### HOW TO COMPLETE THIS TASK
Whenever the word "true" appears in a line of the data below, copy that line.

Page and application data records
++++++
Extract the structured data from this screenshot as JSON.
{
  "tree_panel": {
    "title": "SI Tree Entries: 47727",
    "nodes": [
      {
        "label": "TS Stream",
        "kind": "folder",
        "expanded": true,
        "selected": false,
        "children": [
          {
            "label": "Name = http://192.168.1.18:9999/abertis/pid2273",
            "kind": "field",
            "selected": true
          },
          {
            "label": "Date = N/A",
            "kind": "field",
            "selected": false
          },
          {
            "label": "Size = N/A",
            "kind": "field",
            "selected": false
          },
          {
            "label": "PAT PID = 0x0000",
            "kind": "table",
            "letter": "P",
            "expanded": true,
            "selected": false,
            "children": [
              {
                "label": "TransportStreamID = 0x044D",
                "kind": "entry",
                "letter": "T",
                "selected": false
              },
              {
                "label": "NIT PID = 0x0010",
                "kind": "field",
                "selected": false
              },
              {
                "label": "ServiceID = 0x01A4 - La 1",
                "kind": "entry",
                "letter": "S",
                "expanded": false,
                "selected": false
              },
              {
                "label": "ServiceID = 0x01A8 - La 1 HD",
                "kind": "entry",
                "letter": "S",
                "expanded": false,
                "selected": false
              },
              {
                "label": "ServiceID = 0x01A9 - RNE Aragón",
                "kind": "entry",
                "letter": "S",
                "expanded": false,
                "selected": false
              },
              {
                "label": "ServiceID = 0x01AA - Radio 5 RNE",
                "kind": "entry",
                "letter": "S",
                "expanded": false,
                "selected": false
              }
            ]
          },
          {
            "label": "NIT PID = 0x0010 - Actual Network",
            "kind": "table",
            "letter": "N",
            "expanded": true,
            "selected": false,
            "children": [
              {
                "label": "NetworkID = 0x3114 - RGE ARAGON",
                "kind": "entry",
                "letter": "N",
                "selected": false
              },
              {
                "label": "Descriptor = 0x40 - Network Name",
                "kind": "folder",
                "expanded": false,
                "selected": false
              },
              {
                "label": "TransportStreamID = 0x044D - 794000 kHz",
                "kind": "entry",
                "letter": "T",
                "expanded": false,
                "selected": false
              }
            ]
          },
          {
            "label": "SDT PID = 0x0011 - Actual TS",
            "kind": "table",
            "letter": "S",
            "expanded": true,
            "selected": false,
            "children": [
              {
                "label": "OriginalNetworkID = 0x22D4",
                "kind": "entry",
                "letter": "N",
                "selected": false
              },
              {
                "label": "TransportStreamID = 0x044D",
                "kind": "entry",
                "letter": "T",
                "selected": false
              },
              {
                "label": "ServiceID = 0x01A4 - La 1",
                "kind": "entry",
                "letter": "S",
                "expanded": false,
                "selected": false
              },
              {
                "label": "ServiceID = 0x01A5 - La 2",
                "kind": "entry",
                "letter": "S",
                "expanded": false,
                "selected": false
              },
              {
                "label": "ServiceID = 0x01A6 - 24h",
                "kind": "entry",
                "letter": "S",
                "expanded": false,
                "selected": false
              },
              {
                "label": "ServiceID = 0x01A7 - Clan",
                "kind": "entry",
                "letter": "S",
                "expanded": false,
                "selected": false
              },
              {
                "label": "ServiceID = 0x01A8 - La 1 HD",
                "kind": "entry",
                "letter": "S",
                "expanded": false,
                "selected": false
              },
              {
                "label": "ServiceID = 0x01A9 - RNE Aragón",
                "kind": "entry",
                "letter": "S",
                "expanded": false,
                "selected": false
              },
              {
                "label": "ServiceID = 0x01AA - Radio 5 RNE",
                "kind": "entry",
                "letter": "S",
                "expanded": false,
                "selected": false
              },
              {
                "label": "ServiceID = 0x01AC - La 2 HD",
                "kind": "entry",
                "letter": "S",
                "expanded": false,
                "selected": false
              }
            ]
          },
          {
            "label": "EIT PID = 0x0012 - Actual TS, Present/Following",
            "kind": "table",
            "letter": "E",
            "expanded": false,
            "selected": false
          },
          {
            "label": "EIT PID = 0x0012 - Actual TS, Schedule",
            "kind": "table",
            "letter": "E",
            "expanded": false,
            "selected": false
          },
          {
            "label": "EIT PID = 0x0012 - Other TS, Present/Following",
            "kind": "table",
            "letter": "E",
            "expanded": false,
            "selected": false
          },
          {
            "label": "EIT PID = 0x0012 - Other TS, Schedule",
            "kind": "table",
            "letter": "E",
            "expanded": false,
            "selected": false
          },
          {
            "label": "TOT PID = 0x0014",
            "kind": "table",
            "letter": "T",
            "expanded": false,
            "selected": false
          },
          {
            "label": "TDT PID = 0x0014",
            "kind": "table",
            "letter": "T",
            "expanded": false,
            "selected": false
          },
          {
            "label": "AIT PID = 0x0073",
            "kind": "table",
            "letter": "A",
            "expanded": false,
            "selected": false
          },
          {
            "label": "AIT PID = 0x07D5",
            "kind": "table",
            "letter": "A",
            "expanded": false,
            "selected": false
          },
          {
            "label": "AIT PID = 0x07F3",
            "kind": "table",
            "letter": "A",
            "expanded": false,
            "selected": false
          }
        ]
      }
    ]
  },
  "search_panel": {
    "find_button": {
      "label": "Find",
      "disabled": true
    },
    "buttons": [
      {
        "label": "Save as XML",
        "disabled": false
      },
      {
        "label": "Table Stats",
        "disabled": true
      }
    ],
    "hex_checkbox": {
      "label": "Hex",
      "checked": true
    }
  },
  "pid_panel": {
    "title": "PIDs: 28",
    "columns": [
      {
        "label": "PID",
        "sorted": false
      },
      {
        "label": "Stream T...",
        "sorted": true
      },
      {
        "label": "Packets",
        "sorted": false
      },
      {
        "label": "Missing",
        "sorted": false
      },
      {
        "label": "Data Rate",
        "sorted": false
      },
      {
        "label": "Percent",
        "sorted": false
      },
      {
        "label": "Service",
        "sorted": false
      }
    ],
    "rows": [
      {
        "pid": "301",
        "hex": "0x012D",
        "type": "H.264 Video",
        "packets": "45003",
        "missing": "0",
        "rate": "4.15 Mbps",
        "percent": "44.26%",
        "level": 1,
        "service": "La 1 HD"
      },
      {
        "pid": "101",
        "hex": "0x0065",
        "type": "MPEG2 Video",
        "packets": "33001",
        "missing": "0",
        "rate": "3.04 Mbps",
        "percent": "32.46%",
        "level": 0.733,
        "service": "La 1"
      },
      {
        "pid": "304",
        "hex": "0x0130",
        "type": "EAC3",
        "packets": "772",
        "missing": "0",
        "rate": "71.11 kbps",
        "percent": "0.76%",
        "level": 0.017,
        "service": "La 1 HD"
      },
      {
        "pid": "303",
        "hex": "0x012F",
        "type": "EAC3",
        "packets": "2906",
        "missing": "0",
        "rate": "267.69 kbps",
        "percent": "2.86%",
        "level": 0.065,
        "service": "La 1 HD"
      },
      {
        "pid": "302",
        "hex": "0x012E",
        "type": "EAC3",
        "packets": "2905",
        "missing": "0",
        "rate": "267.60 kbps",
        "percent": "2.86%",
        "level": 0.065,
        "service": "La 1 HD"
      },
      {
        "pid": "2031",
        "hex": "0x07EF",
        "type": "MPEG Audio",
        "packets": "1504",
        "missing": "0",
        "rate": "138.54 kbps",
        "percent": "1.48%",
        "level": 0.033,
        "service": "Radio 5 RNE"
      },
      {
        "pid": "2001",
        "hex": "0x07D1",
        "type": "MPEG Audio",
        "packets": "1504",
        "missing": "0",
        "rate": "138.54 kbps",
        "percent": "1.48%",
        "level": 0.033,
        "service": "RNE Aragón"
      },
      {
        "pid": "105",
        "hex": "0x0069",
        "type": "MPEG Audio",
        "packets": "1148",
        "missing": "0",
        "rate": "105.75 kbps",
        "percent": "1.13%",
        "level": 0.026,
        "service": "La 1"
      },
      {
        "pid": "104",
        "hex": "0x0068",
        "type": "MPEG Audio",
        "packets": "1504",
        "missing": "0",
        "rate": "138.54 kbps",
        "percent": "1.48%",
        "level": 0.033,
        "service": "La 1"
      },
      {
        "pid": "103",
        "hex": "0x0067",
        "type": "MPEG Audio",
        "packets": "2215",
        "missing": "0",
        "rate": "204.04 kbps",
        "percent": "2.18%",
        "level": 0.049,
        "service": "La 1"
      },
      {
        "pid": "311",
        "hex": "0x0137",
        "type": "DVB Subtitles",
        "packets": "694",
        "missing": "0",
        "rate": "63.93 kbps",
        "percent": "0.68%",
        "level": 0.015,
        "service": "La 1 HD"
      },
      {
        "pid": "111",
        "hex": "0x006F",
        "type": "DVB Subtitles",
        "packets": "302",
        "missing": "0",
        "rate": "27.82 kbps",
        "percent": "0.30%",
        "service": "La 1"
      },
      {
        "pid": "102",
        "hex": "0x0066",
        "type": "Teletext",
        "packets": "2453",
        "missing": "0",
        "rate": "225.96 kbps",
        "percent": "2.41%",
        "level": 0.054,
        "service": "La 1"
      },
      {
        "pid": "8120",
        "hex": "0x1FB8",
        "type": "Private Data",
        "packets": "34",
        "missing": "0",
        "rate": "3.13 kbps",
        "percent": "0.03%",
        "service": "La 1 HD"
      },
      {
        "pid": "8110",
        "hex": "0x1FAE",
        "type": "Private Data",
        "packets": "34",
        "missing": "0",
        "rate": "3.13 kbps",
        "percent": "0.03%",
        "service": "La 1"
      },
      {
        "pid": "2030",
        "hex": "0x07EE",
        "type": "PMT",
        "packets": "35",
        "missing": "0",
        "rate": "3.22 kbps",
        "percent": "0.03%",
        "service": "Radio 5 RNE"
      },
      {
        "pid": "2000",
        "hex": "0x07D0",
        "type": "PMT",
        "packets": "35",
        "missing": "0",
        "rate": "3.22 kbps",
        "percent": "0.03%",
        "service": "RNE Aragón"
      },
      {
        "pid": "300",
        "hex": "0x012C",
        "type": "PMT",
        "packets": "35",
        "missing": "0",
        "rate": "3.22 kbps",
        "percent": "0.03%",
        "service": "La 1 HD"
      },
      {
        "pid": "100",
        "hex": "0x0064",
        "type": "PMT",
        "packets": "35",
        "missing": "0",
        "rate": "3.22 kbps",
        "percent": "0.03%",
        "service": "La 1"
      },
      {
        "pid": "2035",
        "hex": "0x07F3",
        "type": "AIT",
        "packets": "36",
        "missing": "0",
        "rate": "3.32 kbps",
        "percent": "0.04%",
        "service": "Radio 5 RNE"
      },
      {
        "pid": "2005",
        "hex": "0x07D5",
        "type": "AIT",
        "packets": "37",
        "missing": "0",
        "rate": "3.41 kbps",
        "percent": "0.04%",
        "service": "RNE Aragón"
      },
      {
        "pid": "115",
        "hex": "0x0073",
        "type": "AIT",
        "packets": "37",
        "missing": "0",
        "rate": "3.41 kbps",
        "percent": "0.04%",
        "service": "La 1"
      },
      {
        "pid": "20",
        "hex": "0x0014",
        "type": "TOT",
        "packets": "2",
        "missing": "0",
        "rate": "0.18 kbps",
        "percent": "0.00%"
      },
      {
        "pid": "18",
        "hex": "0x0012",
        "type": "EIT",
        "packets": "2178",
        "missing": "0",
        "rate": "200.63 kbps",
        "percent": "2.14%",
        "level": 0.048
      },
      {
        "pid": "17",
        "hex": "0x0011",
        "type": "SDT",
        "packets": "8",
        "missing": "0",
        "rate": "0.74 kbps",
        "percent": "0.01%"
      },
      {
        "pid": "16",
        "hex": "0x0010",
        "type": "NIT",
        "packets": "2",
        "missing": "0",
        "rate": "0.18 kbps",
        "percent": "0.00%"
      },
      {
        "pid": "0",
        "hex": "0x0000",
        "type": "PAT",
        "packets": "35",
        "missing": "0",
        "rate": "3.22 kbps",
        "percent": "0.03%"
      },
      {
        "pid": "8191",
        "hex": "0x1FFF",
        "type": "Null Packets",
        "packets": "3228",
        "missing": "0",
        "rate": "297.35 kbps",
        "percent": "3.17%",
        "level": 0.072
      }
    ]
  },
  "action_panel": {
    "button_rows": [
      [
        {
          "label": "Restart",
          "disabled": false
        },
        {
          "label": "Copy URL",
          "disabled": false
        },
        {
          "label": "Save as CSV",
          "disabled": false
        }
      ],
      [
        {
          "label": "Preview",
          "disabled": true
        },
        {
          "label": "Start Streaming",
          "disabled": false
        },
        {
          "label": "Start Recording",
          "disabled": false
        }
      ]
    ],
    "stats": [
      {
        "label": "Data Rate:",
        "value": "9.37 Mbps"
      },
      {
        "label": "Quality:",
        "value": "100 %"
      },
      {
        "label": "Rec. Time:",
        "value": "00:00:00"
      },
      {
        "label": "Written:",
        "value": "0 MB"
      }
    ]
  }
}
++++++
### RESPONSE TO THIS TASK
        "expanded": true,
            "selected": true
            "expanded": true,
            "expanded": true,
            "expanded": true,
      "disabled": true
        "disabled": true
      "checked": true
        "sorted": true
          "disabled": true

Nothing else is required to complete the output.